=== Task to carry out ===
Wherever the string "Style" shows up in the data below, copy the whole line.

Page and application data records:
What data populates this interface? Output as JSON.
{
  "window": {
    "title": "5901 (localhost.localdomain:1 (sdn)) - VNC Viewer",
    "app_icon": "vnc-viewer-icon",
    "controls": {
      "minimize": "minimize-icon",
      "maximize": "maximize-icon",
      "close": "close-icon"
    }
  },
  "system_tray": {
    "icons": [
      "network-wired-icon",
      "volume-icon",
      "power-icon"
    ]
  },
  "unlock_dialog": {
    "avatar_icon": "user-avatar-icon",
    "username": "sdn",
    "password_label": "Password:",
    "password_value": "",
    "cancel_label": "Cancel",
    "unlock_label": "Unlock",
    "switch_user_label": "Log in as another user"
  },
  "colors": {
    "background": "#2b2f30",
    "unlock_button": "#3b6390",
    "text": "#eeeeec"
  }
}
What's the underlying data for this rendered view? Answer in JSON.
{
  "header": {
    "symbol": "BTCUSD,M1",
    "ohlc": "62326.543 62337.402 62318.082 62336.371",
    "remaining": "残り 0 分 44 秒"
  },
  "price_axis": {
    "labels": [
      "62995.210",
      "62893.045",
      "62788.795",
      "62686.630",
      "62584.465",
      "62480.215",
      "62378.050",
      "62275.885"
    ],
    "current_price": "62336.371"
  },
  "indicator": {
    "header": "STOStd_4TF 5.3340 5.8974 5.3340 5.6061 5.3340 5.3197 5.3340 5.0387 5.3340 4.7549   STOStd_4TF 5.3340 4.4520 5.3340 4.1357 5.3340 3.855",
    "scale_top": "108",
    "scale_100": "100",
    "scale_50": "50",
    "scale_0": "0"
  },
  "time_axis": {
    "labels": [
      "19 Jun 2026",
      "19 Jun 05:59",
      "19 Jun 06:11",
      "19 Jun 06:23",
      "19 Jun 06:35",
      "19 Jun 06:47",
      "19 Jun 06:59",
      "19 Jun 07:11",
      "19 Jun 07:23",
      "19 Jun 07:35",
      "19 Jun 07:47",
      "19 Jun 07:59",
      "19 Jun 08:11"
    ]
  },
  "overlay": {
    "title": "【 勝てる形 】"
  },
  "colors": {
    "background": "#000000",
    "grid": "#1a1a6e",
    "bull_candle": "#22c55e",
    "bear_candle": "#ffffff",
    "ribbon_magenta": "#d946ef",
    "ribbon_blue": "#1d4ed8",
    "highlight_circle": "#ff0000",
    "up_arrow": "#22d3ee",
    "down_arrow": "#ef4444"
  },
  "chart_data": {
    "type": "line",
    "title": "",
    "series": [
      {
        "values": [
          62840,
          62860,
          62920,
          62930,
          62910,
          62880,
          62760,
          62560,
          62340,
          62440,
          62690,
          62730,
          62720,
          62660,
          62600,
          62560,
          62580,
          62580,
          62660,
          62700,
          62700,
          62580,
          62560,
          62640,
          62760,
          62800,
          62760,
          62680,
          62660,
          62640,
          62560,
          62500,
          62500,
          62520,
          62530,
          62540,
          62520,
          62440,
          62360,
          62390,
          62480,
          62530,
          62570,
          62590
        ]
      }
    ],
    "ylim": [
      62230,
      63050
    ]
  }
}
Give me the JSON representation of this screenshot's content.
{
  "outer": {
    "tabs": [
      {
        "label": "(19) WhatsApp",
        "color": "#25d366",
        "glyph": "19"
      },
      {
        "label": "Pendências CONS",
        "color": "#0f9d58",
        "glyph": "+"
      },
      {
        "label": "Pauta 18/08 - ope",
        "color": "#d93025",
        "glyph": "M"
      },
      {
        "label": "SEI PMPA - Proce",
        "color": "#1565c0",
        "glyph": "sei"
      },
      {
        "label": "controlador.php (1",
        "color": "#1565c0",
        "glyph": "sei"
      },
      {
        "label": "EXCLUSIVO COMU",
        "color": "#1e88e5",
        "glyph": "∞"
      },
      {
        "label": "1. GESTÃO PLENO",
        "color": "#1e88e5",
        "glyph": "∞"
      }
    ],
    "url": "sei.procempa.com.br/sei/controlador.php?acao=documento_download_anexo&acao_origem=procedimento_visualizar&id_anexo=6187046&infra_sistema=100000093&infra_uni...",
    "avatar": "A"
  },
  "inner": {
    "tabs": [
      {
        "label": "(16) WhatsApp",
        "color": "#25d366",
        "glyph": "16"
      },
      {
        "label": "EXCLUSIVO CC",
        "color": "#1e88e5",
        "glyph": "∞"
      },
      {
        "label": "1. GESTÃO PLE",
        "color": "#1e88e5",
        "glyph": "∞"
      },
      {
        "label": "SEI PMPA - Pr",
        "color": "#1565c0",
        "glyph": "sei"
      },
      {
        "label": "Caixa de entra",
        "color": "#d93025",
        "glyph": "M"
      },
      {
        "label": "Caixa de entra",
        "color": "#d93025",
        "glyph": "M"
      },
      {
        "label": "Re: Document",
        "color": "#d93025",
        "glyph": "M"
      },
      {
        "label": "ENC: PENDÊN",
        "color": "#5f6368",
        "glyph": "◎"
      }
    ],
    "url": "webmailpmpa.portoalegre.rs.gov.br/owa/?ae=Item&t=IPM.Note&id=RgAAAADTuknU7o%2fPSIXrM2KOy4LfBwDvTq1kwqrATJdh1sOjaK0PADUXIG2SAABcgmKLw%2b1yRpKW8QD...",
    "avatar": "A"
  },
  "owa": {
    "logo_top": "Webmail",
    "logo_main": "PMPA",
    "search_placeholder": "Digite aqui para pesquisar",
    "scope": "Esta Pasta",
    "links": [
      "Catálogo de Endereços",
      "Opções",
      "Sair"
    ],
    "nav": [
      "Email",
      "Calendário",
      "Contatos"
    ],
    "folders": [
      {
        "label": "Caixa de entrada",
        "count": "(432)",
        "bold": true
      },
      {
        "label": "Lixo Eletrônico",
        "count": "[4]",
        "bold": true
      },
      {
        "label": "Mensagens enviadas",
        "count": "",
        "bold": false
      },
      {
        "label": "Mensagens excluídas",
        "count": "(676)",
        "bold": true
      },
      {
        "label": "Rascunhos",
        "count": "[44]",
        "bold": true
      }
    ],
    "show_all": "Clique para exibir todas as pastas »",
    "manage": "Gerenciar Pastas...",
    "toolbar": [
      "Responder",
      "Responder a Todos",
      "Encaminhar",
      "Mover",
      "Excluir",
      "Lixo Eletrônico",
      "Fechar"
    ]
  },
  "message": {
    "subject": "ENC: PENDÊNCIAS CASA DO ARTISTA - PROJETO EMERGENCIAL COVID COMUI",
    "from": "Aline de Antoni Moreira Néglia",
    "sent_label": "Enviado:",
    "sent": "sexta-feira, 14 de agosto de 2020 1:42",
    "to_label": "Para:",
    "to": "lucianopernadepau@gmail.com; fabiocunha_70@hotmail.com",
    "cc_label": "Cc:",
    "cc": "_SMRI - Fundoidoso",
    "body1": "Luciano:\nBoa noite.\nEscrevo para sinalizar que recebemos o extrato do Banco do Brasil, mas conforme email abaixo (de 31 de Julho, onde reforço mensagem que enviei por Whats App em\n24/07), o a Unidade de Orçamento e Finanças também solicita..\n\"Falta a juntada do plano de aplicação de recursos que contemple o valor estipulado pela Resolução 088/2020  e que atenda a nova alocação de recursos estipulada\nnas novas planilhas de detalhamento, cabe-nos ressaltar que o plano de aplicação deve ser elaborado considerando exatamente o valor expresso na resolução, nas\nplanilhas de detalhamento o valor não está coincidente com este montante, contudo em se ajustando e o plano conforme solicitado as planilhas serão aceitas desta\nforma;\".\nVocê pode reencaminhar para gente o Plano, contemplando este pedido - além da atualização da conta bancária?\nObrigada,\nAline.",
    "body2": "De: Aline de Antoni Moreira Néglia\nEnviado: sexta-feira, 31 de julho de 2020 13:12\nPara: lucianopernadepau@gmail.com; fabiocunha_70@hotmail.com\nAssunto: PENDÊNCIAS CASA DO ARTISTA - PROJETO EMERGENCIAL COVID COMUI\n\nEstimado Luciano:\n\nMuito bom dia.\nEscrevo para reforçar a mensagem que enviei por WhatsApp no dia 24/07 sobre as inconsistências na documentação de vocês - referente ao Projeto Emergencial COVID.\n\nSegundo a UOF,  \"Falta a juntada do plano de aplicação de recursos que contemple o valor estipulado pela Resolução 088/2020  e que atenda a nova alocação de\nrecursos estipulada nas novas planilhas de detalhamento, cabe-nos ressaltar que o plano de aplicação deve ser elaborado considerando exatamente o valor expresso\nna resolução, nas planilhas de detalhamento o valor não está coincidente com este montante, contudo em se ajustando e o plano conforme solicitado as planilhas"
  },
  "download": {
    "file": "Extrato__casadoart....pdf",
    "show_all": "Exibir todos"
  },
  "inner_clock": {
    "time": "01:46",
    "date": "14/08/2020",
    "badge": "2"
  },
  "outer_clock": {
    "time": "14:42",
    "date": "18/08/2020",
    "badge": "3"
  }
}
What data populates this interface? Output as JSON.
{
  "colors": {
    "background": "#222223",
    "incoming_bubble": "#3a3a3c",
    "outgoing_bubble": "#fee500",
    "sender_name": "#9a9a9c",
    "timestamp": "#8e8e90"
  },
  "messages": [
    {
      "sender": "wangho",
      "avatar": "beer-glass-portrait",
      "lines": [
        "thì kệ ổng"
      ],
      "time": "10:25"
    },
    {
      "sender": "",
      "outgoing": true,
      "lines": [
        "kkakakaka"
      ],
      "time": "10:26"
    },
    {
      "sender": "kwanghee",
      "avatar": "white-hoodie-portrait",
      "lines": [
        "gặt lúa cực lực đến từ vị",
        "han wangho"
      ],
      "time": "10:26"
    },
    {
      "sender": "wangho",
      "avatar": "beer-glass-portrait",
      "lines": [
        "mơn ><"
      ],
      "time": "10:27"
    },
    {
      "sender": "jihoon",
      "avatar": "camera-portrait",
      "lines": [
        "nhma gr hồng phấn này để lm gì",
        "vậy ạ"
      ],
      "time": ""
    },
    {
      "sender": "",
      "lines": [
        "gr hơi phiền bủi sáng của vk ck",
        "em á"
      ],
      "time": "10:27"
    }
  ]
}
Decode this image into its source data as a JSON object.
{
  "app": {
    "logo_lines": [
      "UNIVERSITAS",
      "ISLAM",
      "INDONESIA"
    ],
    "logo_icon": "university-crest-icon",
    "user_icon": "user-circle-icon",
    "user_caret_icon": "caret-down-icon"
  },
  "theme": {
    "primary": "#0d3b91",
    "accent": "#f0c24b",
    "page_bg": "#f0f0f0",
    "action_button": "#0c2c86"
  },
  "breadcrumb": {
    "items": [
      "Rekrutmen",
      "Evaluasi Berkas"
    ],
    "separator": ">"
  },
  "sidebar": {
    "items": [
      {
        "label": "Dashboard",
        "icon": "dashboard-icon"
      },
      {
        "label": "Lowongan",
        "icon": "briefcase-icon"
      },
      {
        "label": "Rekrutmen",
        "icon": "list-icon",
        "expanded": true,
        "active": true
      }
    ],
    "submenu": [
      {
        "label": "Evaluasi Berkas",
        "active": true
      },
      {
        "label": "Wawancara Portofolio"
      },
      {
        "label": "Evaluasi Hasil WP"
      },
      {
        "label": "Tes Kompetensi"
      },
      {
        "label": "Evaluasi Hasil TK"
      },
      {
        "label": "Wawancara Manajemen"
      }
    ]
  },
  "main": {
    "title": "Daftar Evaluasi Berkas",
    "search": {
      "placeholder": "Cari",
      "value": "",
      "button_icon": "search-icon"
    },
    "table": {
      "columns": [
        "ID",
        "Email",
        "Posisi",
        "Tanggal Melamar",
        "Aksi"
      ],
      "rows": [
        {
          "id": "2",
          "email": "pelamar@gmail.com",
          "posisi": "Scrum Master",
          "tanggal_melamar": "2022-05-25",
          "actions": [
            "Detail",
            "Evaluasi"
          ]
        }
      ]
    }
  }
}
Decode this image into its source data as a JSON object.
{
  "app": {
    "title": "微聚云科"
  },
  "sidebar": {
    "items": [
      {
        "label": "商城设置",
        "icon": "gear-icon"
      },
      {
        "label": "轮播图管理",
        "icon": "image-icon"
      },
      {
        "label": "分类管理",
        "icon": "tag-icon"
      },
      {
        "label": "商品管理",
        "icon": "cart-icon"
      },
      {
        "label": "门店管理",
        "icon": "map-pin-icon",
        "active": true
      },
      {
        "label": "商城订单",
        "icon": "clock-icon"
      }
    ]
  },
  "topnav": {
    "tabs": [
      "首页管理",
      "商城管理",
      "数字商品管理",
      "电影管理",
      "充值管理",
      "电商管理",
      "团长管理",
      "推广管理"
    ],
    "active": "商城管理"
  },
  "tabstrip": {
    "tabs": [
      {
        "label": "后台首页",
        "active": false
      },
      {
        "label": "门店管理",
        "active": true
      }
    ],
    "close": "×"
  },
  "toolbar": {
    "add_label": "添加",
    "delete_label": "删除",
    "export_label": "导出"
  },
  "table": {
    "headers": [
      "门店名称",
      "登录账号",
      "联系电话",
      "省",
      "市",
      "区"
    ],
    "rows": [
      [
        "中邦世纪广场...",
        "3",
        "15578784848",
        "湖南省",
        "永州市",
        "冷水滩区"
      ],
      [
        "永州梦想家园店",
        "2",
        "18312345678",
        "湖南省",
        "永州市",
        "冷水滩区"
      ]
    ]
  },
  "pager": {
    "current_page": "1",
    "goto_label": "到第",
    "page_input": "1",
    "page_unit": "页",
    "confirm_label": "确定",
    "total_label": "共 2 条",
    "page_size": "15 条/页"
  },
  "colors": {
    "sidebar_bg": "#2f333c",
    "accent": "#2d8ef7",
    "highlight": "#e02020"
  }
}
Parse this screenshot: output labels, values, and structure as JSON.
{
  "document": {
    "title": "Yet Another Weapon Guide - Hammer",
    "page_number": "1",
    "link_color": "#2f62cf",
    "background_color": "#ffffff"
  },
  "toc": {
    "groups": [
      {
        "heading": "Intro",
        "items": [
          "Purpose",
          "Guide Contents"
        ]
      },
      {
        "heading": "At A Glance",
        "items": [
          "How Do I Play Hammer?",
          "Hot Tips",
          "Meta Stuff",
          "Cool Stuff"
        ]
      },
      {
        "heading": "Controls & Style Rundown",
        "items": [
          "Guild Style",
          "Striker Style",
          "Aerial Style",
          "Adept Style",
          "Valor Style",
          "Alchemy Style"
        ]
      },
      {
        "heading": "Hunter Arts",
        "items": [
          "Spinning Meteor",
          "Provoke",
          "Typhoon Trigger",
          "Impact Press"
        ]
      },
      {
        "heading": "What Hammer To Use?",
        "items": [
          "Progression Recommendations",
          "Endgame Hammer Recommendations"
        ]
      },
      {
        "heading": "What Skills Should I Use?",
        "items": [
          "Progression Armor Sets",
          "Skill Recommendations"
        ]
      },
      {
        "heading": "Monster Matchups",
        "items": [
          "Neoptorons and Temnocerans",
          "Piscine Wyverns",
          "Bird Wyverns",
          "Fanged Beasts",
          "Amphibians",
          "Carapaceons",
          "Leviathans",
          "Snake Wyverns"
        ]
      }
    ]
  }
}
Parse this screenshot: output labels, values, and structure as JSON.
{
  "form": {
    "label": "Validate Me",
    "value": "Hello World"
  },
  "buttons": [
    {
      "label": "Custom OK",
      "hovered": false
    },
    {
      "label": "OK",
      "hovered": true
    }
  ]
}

=== Output below ===
        "heading": "Controls & Style Rundown",
          "Guild Style",
          "Striker Style",
          "Aerial Style",
          "Adept Style",
          "Valor Style",
          "Alchemy Style"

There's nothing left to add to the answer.